Permission to serve out - CPR part 6.36

I act for trustee domiciled in Switzerland. The trust is stated to be governed by English law. The trustee is contemplating application to English court for directions concerning proceedings in the US involving certain beneficiaries. The beneficiaries are domiciled in US. The question is whether the trustee needs permission to serve beneficiaries out of the jurisdiction - given the claim is merely for directions? If so the obvious ground is that the trust is governed by English law.

However, the obvious ground in Practice Direction 6B for giving permission to serve out of the jurisdiction is “A claim is made for any remedy which might be obtained in proceedings to execute the trusts of a written instrument where the trusts ought to be executed according to English law and the person on whom the claim form is to be served is a trustee of the trusts”.

What if (as in my case) the person on whom the claim form is going to be served is someone other than a trustee (e.g a beneficiary or protector)? Lewin suggests that this gateway doesn’t allow trustees to seek permission (18th ed at 11-31(4)). It suggests ways around this problem, which aren’t going to work in this case. I believe that the old RSC Order 11 allowed for permission to be given where the claim was “for any relief or remedy” in relation to an English law trust. It appears that the CPR has narrowed gateway for granting permission to serve out.

The special gateway for trusts provided by para. 3.1(12) of Practice Direction 6B applies only where the defendant is a trustee. So it cannot be invoked where the trustees are applying for directions, even if the trust has an English proper law. If you have even one beneficiary in England, you can serve him or her and then join others as necessary or proper parties (para. 3.1(3)); or perhaps the whole trust property may be in England (para. 3.1(11). But the query says that those ways round the difficulty, which are suggested in Lewin, do not help in this case.

The Trust Law Committee, in a paper of 9 May 2013 (published in the ACTAPS newsletter for July 2013), has canvassed a proposal for widening the gateways for service out in trust cases, including the introduction of a provision to cater for the trustees of an English-law trust who wish to seek directions from the English court. But waiting for a legislative change is obviously an unappealing solution.

Another is to query whether permission is needed at all. Merrill Lynch Bank and Trust Co. (Cayman) Ltd v Demirel [2010] 2 C.I.L.R. 75, Cayman GC, is a decision that a trustee seeking directions from the Cayman court did not need leave to serve out; but that turned on local provisions without English equivalents. Nearer to the mark is Re Hanover Trust [2013] SC (Bda) 38 Civ, Bermuda SC. Although the Bermudian court, like the Cayman court, has an express statutory jurisdiction over trusts which is lacking in England, the court seems to have considered that the requirement to obtain permission applied only when an adverse claim was being asserted against a foreign defendant and not when a trustee was seeking directions. The wording of the English procedural rules is not identical but the decision may make it arguable that they should be construed in the same way.

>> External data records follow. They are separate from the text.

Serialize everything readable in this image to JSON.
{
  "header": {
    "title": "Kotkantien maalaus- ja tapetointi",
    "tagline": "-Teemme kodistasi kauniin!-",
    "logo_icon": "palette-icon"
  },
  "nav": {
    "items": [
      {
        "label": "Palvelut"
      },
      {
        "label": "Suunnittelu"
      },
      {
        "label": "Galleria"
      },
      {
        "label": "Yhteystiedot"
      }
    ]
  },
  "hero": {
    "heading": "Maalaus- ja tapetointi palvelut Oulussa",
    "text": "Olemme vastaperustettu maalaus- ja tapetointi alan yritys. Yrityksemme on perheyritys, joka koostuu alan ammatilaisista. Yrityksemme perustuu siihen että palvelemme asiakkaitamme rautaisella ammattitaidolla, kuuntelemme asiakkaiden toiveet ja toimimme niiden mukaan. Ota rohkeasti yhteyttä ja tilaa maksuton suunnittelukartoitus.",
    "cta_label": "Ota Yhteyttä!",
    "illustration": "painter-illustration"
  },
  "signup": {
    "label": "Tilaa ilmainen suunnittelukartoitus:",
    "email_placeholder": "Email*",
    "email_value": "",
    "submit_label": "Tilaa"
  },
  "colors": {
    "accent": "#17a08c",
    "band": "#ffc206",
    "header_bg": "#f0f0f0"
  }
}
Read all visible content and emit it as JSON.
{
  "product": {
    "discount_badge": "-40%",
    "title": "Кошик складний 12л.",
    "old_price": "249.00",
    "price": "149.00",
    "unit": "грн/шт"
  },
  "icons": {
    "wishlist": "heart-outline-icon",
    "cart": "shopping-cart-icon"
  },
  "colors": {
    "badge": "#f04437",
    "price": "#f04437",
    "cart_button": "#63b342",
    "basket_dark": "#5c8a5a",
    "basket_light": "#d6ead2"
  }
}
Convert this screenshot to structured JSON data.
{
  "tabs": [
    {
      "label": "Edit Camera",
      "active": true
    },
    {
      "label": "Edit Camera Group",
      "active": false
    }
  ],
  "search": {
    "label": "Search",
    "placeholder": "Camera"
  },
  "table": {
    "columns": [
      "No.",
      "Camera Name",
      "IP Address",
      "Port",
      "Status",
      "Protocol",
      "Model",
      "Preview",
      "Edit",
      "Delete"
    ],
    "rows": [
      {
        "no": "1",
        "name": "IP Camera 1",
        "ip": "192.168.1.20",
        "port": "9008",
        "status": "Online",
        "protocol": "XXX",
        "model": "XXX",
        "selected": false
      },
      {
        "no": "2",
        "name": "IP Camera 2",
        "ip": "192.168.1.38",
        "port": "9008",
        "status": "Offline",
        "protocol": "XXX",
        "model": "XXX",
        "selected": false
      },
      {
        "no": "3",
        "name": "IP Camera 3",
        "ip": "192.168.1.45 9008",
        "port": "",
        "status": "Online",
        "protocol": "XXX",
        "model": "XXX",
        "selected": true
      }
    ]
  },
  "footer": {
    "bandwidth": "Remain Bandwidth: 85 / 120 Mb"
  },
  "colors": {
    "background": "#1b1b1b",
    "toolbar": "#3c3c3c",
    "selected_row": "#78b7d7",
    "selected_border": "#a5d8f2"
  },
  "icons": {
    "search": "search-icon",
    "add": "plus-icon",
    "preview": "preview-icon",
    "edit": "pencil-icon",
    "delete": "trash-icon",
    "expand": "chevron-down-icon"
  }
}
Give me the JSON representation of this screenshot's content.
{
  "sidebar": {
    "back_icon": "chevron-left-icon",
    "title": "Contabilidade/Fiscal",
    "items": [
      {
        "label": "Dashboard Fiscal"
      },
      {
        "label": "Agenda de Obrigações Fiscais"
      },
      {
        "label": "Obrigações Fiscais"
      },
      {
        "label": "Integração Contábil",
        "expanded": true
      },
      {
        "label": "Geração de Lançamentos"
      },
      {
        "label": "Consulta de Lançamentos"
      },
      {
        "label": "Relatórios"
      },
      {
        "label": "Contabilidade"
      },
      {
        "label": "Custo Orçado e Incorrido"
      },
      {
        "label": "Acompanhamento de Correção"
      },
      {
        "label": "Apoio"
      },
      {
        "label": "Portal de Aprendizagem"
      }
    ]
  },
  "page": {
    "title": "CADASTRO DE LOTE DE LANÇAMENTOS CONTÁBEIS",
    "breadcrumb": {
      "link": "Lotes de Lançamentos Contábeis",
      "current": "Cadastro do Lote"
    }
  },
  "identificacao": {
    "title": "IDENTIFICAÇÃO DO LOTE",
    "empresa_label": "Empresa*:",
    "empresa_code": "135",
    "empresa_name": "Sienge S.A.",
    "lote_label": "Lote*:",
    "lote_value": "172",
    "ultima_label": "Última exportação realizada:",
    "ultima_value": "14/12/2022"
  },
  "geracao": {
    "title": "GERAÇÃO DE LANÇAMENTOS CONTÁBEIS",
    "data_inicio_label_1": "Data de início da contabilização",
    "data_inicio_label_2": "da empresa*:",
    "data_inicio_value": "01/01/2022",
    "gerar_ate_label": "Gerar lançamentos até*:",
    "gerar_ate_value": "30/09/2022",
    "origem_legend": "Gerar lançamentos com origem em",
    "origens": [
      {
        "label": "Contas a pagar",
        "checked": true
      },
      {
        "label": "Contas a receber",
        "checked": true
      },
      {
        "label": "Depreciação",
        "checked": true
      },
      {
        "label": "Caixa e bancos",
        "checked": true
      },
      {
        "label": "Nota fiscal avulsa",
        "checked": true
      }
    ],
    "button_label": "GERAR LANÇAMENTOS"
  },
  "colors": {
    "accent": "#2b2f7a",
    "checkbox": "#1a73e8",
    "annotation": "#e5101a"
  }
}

Nicholas Le Poidevin, Q.C.
New Square Chambers

But why would the Trustee need permission to notify a Beneficiary in any jurisdiction? If a civil action is necessary then the jurisdiction would dictate the procedure to follow.

Paragraph 3.1(12) of the Practice Direction has now been replaced by the following:

(12) A claim is made in respect of a trust which is created by the operation of a statute, or by a written instrument, or created orally and evidenced in writing, and which is governed by the law of England and Wales.

(12A) A claim is made in respect of a trust which is created by the operation of a statute, or by a written instrument, or created orally and evidenced in writing, and which provides that jurisdiction in respect of such a claim shall be conferred upon the courts of England and Wales."

following proposals by the Trust Law Committee. This seems to me to remove the difficulties highlighted above and to offer increased opportunities for proceedings in England.

Robert Ham, QC
Wilberforce Chambers